→ **What is expected**
Each record below must be retyped exactly, with nothing left out.

→ **Data under study**

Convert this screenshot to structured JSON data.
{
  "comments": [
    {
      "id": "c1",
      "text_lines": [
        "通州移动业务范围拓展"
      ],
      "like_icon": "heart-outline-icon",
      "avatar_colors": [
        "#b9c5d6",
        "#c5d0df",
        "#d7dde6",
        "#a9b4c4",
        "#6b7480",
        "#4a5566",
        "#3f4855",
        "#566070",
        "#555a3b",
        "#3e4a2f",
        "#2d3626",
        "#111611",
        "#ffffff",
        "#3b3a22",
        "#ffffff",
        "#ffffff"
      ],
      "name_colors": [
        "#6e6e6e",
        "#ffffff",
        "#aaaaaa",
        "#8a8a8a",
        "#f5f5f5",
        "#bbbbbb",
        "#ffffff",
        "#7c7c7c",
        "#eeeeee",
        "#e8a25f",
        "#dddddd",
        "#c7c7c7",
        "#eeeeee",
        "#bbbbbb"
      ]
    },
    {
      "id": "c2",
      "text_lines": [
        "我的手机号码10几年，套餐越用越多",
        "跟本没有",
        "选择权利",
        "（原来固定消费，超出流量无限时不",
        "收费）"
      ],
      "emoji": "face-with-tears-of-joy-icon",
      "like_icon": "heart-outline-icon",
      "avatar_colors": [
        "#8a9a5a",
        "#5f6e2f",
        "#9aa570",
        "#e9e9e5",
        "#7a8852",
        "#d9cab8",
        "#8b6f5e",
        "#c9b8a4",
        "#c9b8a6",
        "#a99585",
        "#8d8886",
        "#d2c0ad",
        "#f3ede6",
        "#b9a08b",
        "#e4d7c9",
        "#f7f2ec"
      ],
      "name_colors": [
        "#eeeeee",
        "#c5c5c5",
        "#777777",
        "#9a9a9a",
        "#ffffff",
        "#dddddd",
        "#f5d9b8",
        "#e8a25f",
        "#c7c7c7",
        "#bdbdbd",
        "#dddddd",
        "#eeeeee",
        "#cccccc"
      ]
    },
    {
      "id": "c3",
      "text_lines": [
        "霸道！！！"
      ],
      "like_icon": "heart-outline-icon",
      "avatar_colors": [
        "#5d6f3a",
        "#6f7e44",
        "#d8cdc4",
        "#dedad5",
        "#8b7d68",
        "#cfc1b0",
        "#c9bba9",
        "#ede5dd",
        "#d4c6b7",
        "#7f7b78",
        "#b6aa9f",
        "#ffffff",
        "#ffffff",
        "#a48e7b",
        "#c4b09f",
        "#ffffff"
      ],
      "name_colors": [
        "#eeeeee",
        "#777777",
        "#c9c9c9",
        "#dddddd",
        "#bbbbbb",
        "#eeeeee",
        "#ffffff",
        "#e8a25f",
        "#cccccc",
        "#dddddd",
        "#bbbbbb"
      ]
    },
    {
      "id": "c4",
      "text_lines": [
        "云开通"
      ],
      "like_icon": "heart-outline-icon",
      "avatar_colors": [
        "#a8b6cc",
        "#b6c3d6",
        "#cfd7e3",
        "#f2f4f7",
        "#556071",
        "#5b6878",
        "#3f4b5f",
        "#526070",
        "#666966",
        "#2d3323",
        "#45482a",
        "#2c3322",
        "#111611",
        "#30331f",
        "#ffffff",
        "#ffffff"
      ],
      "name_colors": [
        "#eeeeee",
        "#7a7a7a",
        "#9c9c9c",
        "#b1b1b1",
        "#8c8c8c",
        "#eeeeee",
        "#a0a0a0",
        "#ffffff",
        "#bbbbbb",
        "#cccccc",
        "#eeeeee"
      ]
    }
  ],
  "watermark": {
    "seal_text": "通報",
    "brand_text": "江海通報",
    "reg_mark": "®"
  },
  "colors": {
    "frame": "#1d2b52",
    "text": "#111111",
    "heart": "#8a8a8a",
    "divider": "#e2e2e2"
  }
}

→ **Response area**
Convert this screenshot to structured JSON data.
{
  "comments": [
    {
      "id": "c1",
      "text_lines": [
        "通州移动业务范围拓展"
      ],
      "like_icon": "heart-outline-icon",
      "avatar_colors": [
        "#b9c5d6",
        "#c5d0df",
        "#d7dde6",
        "#a9b4c4",
        "#6b7480",
        "#4a5566",
        "#3f4855",
        "#566070",
        "#555a3b",
        "#3e4a2f",
        "#2d3626",
        "#111611",
        "#ffffff",
        "#3b3a22",
        "#ffffff",
        "#ffffff"
      ],
      "name_colors": [
        "#6e6e6e",
        "#ffffff",
        "#aaaaaa",
        "#8a8a8a",
        "#f5f5f5",
        "#bbbbbb",
        "#ffffff",
        "#7c7c7c",
        "#eeeeee",
        "#e8a25f",
        "#dddddd",
        "#c7c7c7",
        "#eeeeee",
        "#bbbbbb"
      ]
    },
    {
      "id": "c2",
      "text_lines": [
        "我的手机号码10几年，套餐越用越多",
        "跟本没有",
        "选择权利",
        "（原来固定消费，超出流量无限时不",
        "收费）"
      ],
      "emoji": "face-with-tears-of-joy-icon",
      "like_icon": "heart-outline-icon",
      "avatar_colors": [
        "#8a9a5a",
        "#5f6e2f",
        "#9aa570",
        "#e9e9e5",
        "#7a8852",
        "#d9cab8",
        "#8b6f5e",
        "#c9b8a4",
        "#c9b8a6",
        "#a99585",
        "#8d8886",
        "#d2c0ad",
        "#f3ede6",
        "#b9a08b",
        "#e4d7c9",
        "#f7f2ec"
      ],
      "name_colors": [
        "#eeeeee",
        "#c5c5c5",
        "#777777",
        "#9a9a9a",
        "#ffffff",
        "#dddddd",
        "#f5d9b8",
        "#e8a25f",
        "#c7c7c7",
        "#bdbdbd",
        "#dddddd",
        "#eeeeee",
        "#cccccc"
      ]
    },
    {
      "id": "c3",
      "text_lines": [
        "霸道！！！"
      ],
      "like_icon": "heart-outline-icon",
      "avatar_colors": [
        "#5d6f3a",
        "#6f7e44",
        "#d8cdc4",
        "#dedad5",
        "#8b7d68",
        "#cfc1b0",
        "#c9bba9",
        "#ede5dd",
        "#d4c6b7",
        "#7f7b78",
        "#b6aa9f",
        "#ffffff",
        "#ffffff",
        "#a48e7b",
        "#c4b09f",
        "#ffffff"
      ],
      "name_colors": [
        "#eeeeee",
        "#777777",
        "#c9c9c9",
        "#dddddd",
        "#bbbbbb",
        "#eeeeee",
        "#ffffff",
        "#e8a25f",
        "#cccccc",
        "#dddddd",
        "#bbbbbb"
      ]
    },
    {
      "id": "c4",
      "text_lines": [
        "云开通"
      ],
      "like_icon": "heart-outline-icon",
      "avatar_colors": [
        "#a8b6cc",
        "#b6c3d6",
        "#cfd7e3",
        "#f2f4f7",
        "#556071",
        "#5b6878",
        "#3f4b5f",
        "#526070",
        "#666966",
        "#2d3323",
        "#45482a",
        "#2c3322",
        "#111611",
        "#30331f",
        "#ffffff",
        "#ffffff"
      ],
      "name_colors": [
        "#eeeeee",
        "#7a7a7a",
        "#9c9c9c",
        "#b1b1b1",
        "#8c8c8c",
        "#eeeeee",
        "#a0a0a0",
        "#ffffff",
        "#bbbbbb",
        "#cccccc",
        "#eeeeee"
      ]
    }
  ],
  "watermark": {
    "seal_text": "通報",
    "brand_text": "江海通報",
    "reg_mark": "®"
  },
  "colors": {
    "frame": "#1d2b52",
    "text": "#111111",
    "heart": "#8a8a8a",
    "divider": "#e2e2e2"
  }
}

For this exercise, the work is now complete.